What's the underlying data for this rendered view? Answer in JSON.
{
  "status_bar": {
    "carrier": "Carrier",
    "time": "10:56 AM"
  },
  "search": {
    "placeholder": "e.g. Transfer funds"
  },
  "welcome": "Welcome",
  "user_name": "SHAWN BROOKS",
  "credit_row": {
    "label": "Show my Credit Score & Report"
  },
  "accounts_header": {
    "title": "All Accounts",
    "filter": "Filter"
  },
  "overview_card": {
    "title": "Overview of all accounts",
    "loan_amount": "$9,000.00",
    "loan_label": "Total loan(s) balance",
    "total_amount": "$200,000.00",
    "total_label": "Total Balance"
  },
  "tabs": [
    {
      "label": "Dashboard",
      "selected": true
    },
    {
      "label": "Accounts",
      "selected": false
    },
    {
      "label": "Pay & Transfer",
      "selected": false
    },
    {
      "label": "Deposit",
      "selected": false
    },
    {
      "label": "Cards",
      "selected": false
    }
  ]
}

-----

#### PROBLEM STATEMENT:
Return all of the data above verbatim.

#### REPLY TO THE TASK:
What's the underlying data for this rendered view? Answer in JSON.
{
  "status_bar": {
    "carrier": "Carrier",
    "time": "10:56 AM"
  },
  "search": {
    "placeholder": "e.g. Transfer funds"
  },
  "welcome": "Welcome",
  "user_name": "SHAWN BROOKS",
  "credit_row": {
    "label": "Show my Credit Score & Report"
  },
  "accounts_header": {
    "title": "All Accounts",
    "filter": "Filter"
  },
  "overview_card": {
    "title": "Overview of all accounts",
    "loan_amount": "$9,000.00",
    "loan_label": "Total loan(s) balance",
    "total_amount": "$200,000.00",
    "total_label": "Total Balance"
  },
  "tabs": [
    {
      "label": "Dashboard",
      "selected": true
    },
    {
      "label": "Accounts",
      "selected": false
    },
    {
      "label": "Pay & Transfer",
      "selected": false
    },
    {
      "label": "Deposit",
      "selected": false
    },
    {
      "label": "Cards",
      "selected": false
    }
  ]
}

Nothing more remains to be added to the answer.